## MATERIAL FOR THE TASK:
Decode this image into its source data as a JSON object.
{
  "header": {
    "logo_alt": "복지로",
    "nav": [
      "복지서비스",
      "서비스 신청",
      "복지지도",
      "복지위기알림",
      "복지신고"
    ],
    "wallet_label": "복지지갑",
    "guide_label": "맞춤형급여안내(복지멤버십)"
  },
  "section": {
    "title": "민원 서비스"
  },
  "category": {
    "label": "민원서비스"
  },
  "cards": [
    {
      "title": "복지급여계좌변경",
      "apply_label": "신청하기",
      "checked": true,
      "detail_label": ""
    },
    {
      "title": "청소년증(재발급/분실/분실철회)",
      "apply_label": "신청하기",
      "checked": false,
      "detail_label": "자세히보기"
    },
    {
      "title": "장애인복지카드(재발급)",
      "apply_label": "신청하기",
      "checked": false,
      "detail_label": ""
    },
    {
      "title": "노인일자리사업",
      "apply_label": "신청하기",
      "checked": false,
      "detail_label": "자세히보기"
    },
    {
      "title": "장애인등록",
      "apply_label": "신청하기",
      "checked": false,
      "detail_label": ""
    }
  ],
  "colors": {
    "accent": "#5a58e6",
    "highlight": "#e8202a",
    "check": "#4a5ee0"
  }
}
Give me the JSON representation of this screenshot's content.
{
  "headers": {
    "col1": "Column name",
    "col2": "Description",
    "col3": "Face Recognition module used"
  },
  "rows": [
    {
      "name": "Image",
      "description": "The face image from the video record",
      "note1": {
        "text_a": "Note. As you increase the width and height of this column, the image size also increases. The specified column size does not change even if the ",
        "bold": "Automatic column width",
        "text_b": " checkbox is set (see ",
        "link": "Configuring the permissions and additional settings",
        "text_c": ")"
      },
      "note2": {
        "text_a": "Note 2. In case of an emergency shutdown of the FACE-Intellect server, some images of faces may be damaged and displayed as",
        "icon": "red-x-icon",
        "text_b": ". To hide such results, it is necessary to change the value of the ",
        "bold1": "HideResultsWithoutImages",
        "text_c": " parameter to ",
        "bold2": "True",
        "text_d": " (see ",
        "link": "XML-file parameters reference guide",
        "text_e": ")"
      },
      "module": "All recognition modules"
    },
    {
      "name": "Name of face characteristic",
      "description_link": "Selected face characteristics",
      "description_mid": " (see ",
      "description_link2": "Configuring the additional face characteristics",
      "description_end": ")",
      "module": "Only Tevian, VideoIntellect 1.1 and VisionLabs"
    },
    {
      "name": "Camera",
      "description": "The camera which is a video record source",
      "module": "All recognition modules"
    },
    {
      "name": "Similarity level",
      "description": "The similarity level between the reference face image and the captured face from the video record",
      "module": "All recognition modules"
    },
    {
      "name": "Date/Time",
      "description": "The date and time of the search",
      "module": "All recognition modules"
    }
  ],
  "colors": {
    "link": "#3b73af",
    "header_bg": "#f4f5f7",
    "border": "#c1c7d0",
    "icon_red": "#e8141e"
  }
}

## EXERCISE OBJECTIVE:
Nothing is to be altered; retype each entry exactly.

## EXERCISE RESULT:
Decode this image into its source data as a JSON object.
{
  "header": {
    "logo_alt": "복지로",
    "nav": [
      "복지서비스",
      "서비스 신청",
      "복지지도",
      "복지위기알림",
      "복지신고"
    ],
    "wallet_label": "복지지갑",
    "guide_label": "맞춤형급여안내(복지멤버십)"
  },
  "section": {
    "title": "민원 서비스"
  },
  "category": {
    "label": "민원서비스"
  },
  "cards": [
    {
      "title": "복지급여계좌변경",
      "apply_label": "신청하기",
      "checked": true,
      "detail_label": ""
    },
    {
      "title": "청소년증(재발급/분실/분실철회)",
      "apply_label": "신청하기",
      "checked": false,
      "detail_label": "자세히보기"
    },
    {
      "title": "장애인복지카드(재발급)",
      "apply_label": "신청하기",
      "checked": false,
      "detail_label": ""
    },
    {
      "title": "노인일자리사업",
      "apply_label": "신청하기",
      "checked": false,
      "detail_label": "자세히보기"
    },
    {
      "title": "장애인등록",
      "apply_label": "신청하기",
      "checked": false,
      "detail_label": ""
    }
  ],
  "colors": {
    "accent": "#5a58e6",
    "highlight": "#e8202a",
    "check": "#4a5ee0"
  }
}
Give me the JSON representation of this screenshot's content.
{
  "headers": {
    "col1": "Column name",
    "col2": "Description",
    "col3": "Face Recognition module used"
  },
  "rows": [
    {
      "name": "Image",
      "description": "The face image from the video record",
      "note1": {
        "text_a": "Note. As you increase the width and height of this column, the image size also increases. The specified column size does not change even if the ",
        "bold": "Automatic column width",
        "text_b": " checkbox is set (see ",
        "link": "Configuring the permissions and additional settings",
        "text_c": ")"
      },
      "note2": {
        "text_a": "Note 2. In case of an emergency shutdown of the FACE-Intellect server, some images of faces may be damaged and displayed as",
        "icon": "red-x-icon",
        "text_b": ". To hide such results, it is necessary to change the value of the ",
        "bold1": "HideResultsWithoutImages",
        "text_c": " parameter to ",
        "bold2": "True",
        "text_d": " (see ",
        "link": "XML-file parameters reference guide",
        "text_e": ")"
      },
      "module": "All recognition modules"
    },
    {
      "name": "Name of face characteristic",
      "description_link": "Selected face characteristics",
      "description_mid": " (see ",
      "description_link2": "Configuring the additional face characteristics",
      "description_end": ")",
      "module": "Only Tevian, VideoIntellect 1.1 and VisionLabs"
    },
    {
      "name": "Camera",
      "description": "The camera which is a video record source",
      "module": "All recognition modules"
    },
    {
      "name": "Similarity level",
      "description": "The similarity level between the reference face image and the captured face from the video record",
      "module": "All recognition modules"
    },
    {
      "name": "Date/Time",
      "description": "The date and time of the search",
      "module": "All recognition modules"
    }
  ],
  "colors": {
    "link": "#3b73af",
    "header_bg": "#f4f5f7",
    "border": "#c1c7d0",
    "icon_red": "#e8141e"
  }
}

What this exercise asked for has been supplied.